Starting at the day use parking area (A on the map above), walk the trail eastward, staying to the right for about 1/2 mile until you reach Upper Pond (B). When returning back cross to the north side of the creek until you reach C on the map, then return.

This loop is on the edge of dry upland areas and the reed-covered riparian area. Birds I found in mid-February on the first part of the loop included Cassin's Kingbirds, Lesser Goldfinches, and California Towhees. Just below the dam of the Upper Pond a Virginia Rail was calling, hidden in the reeds. Some Northern Shovelers were on the pond. And I photographed an Allen's Hummingbird there.

On the drier north side trail heading back to point C on the map there are several cacti patches. I found more Cassin's Kingbirds and several House Wrens, while American Kestrels and Red-tailed and Red-shouldered Hawks soared overhead.

Guajome Park
Day use area park (A on map). Guajome County Park, Oceanside, California.

Cassin's Kingbird
Cassin's Kingbird

Fence Lizard
Fence Lizard on a... fence post!

Guajome Park
South side trail leading to Upper Pond.

Guajome Park
Upper Pond (B on map)

Allen's Hummingbird
The hunch-backed Allen's Hummingbird

Guajome Park
North side trail on Upper Pond Loop.

Pricky Pear Cactus Guajome Park
Prickly Pear Cactus

Coastal Cholla Guajome Park
Coastal Cholla Cactus

Where to bird: Part 2: Campground Loop

There are perhaps more birds and less walking in the campground area of the park. The day use parking area by the campground (D on the map) is among California Live Oaks at the eastern corner of Guajome Lake. You can expect Nuttall's Woodpeckers and Hutton's Vireo there.

Walk down to the lake shore and follow it westward to E on the map. You should find many ducks, both wild and domestic. There are many domestic Swan Geese here. Great-tailed Grackles squeak and whistle.

There is a nature trail from E to C on the map, along the riparian corridor. Birds here include Marsh Wrens from the huge reed bed in the north end of the park. There were Common Yellowthroats and Orange-crowned Warblers during my February visit. Downy Woodpeckers are regular here--this isn't a very common species in San Diego County, but this coastal riparian habitat is favored.

When you reach point C on the map you have options of returning. I came back immediately opposite the outgoing trail, along the edge of the campground to the Gazebo on the hill, and back on the campground roads.

Guajome Park
Guajome Lake, south shore.

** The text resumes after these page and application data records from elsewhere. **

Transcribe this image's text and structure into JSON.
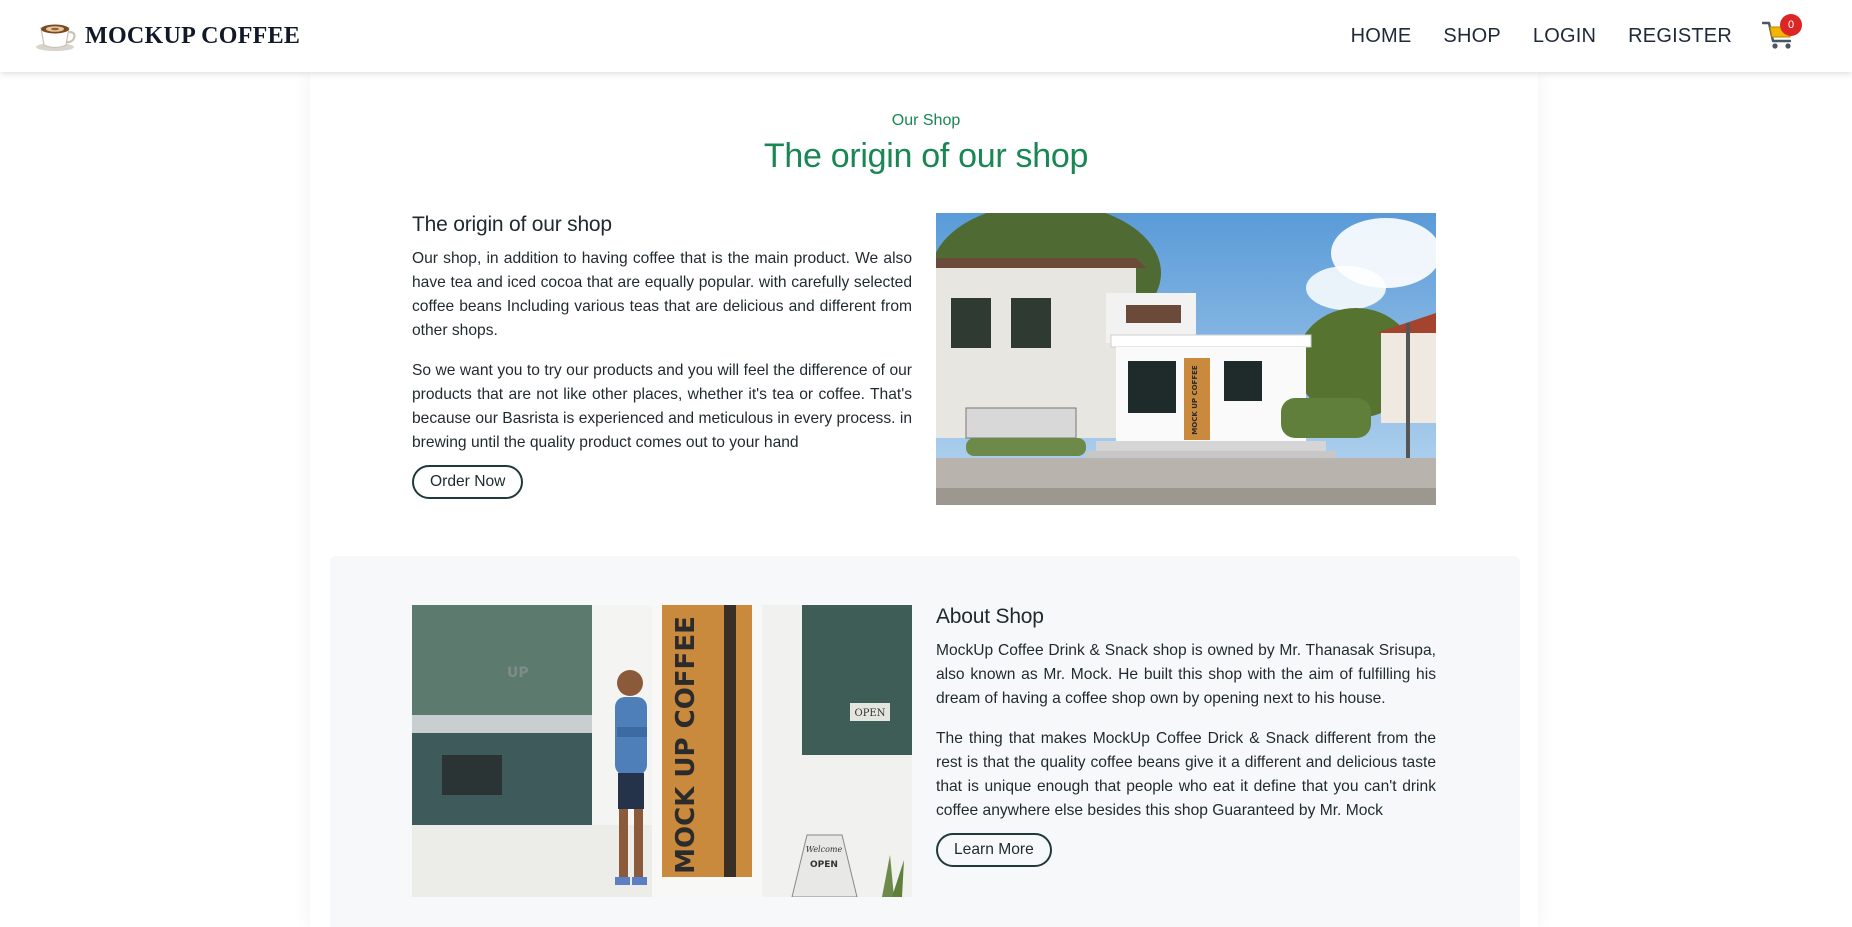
{
  "brand": {
    "name": "MOCKUP COFFEE",
    "logo_icon": "coffee-cup-icon"
  },
  "nav": {
    "items": [
      {
        "label": "HOME"
      },
      {
        "label": "SHOP"
      },
      {
        "label": "LOGIN"
      },
      {
        "label": "REGISTER"
      }
    ],
    "cart_icon": "shopping-cart-icon",
    "cart_count": "0"
  },
  "header": {
    "eyebrow": "Our Shop",
    "title": "The origin of our shop"
  },
  "origin": {
    "heading": "The origin of our shop",
    "paragraphs": [
      "Our shop, in addition to having coffee that is the main product. We also have tea and iced cocoa that are equally popular. with carefully selected coffee beans Including various teas that are delicious and different from other shops.",
      "So we want you to try our products and you will feel the difference of our products that are not like other places, whether it's tea or coffee. That's because our Basrista is experienced and meticulous in every process. in brewing until the quality product comes out to your hand"
    ],
    "button": "Order Now",
    "image_sign_text": "MOCK UP COFFEE"
  },
  "about": {
    "heading": "About Shop",
    "paragraphs": [
      "MockUp Coffee Drink & Snack shop is owned by Mr. Thanasak Srisupa, also known as Mr. Mock. He built this shop with the aim of fulfilling his dream of having a coffee shop own by opening next to his house.",
      "The thing that makes MockUp Coffee Drick & Snack different from the rest is that the quality coffee beans give it a different and delicious taste that is unique enough that people who eat it define that you can't drink coffee anywhere else besides this shop Guaranteed by Mr. Mock"
    ],
    "button": "Learn More",
    "image_sign_text": "MOCK UP COFFEE",
    "image_open_sign": "OPEN",
    "image_welcome_sign": "Welcome",
    "image_window_text": "UP"
  },
  "colors": {
    "accent_green": "#198754",
    "badge_red": "#dc2626",
    "cart_yellow": "#f5b400",
    "door_wood": "#c98a3e"
  }
}
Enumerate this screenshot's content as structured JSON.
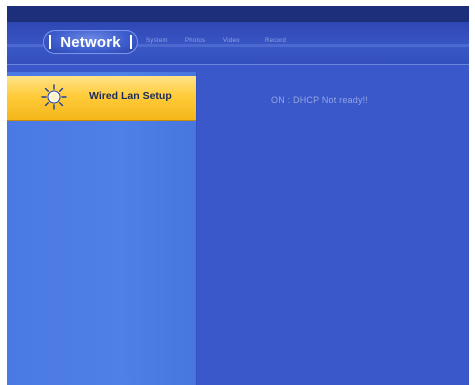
{
  "tabs": {
    "active_label": "Network",
    "system_label": "System",
    "photos_label": "Photos",
    "video_label": "Video",
    "record_label": "Record"
  },
  "menu": {
    "items": [
      {
        "label": "Wired Lan Setup",
        "icon": "sun-icon",
        "selected": true
      }
    ]
  },
  "content": {
    "status": "ON : DHCP Not ready!!"
  },
  "colors": {
    "screen_bg": "#3a58c9",
    "panel_bg": "#4f80e6",
    "highlight": "#ffcc3a"
  }
}
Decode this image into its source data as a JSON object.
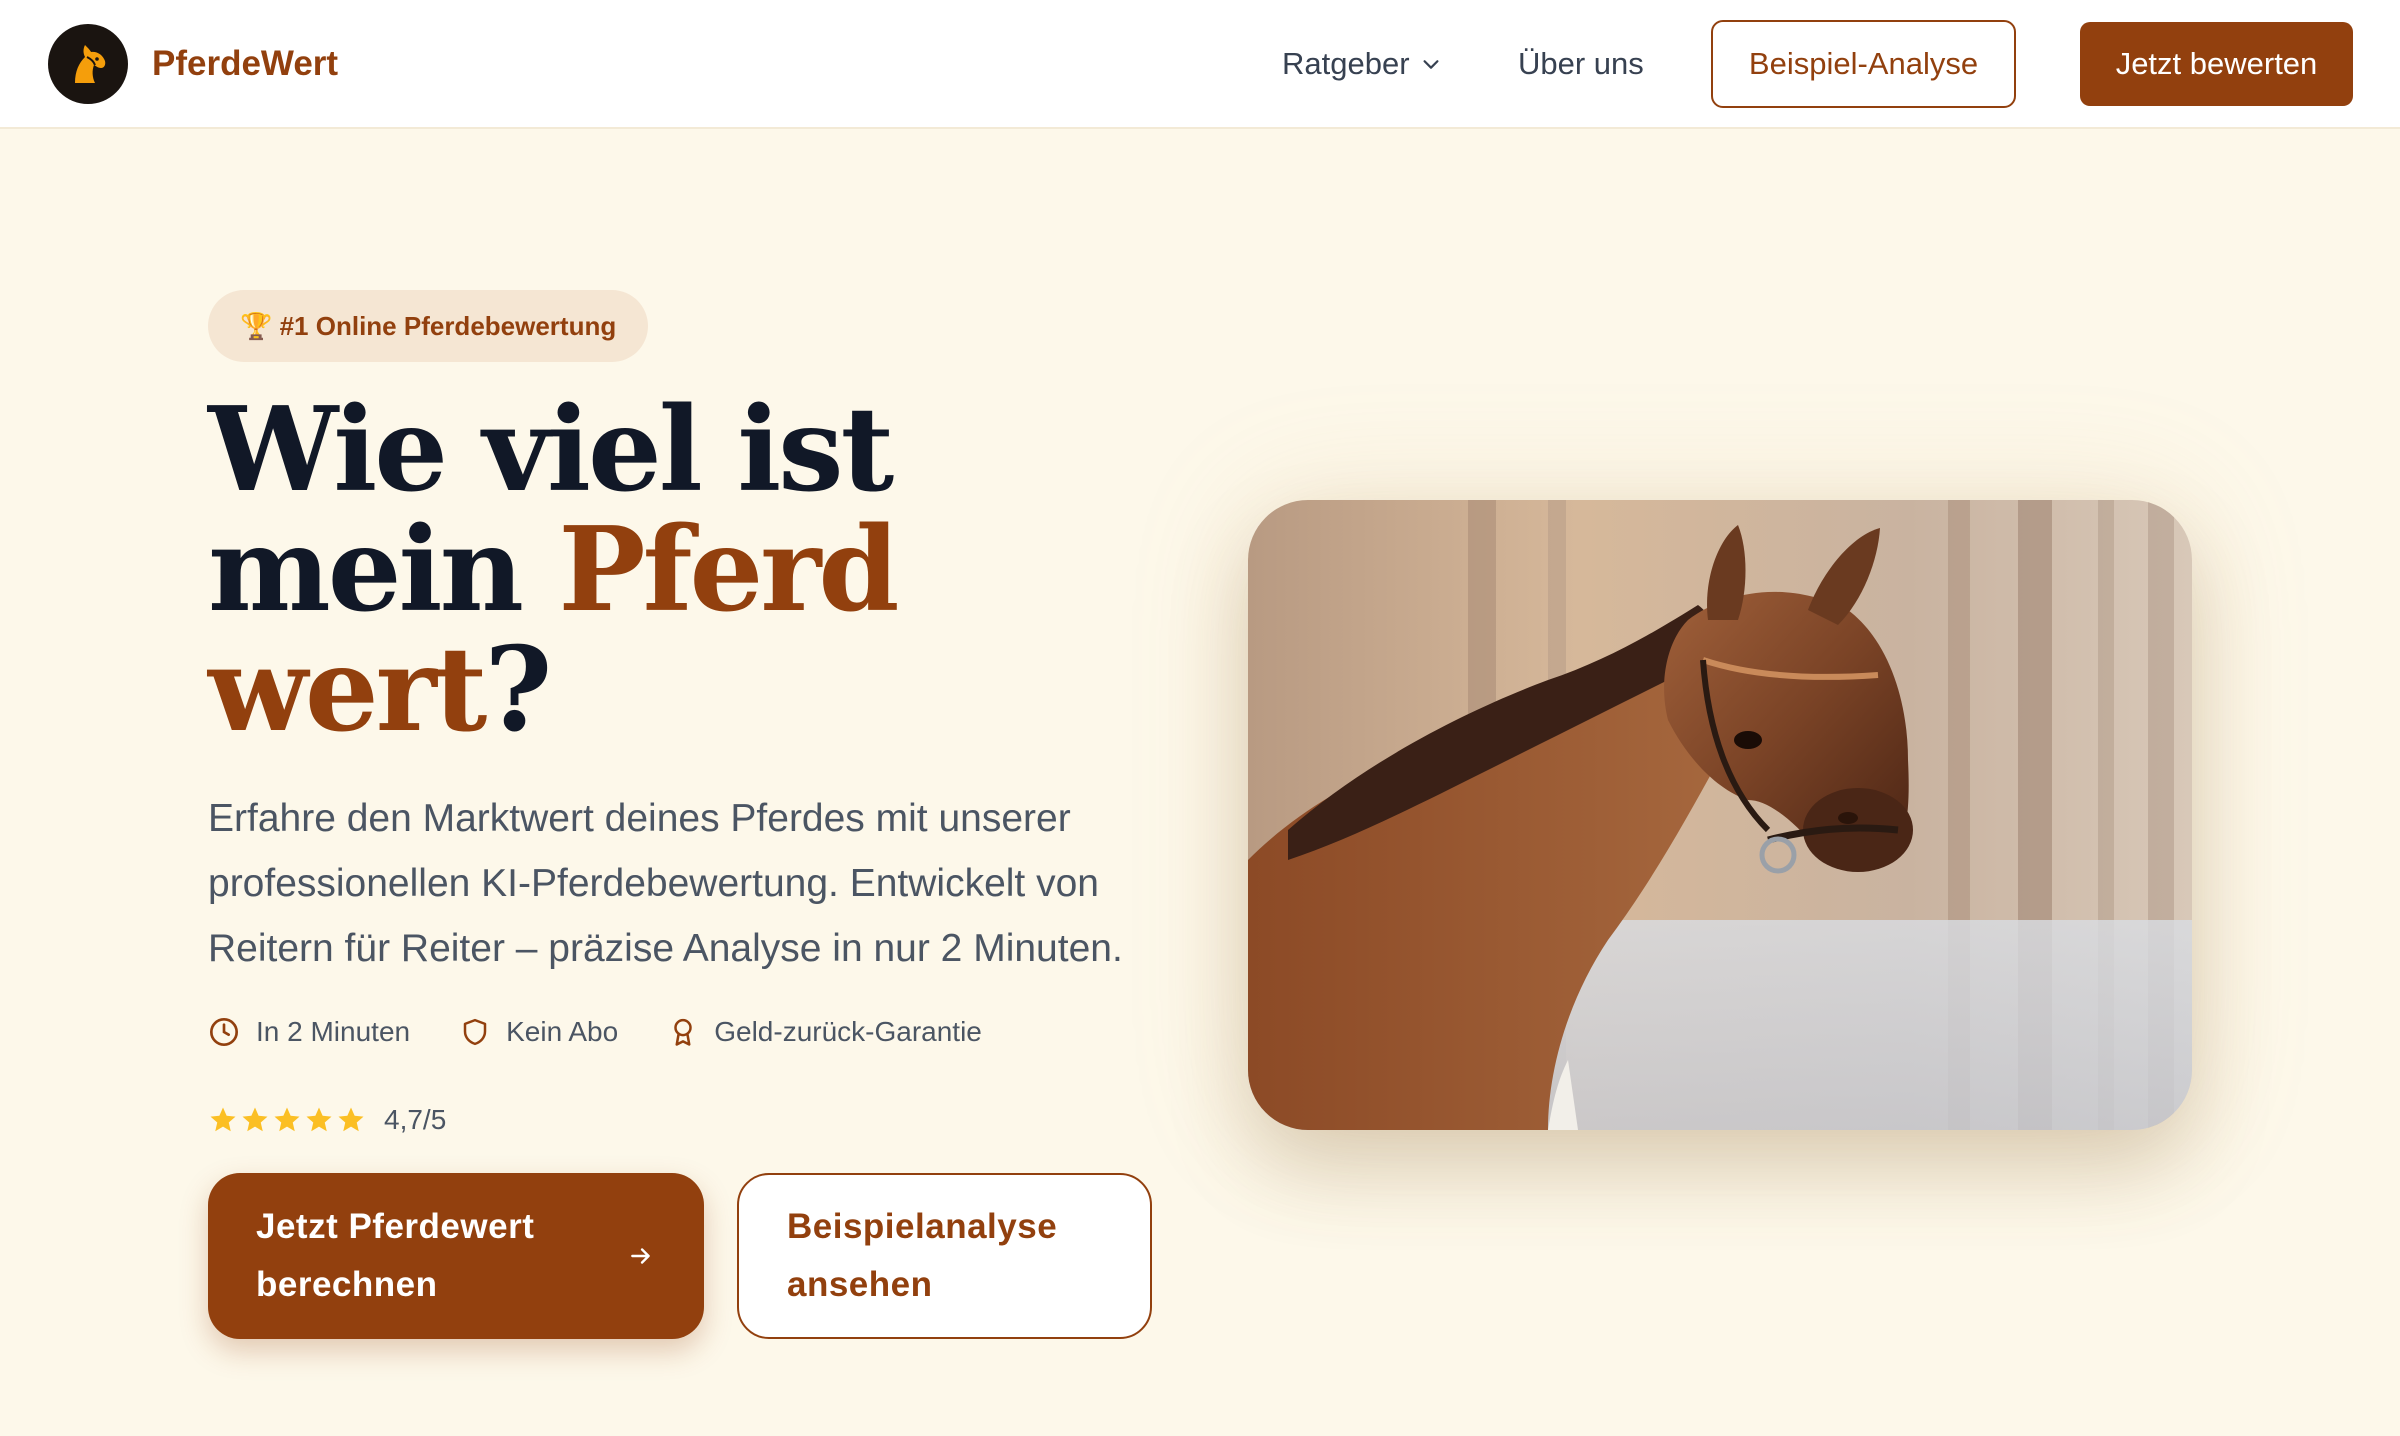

Guajome Park
Southwest corner of Guajome Lake.

Downy Woodpecker
Downy Woodpecker

Guajome Park
Nature Trail (E to C on map).

Cooper's Hawk
Cooper's Hawk

Guajome Park

Here is the eBird Hotspot page to check out recent birds at Guajome Regional Park.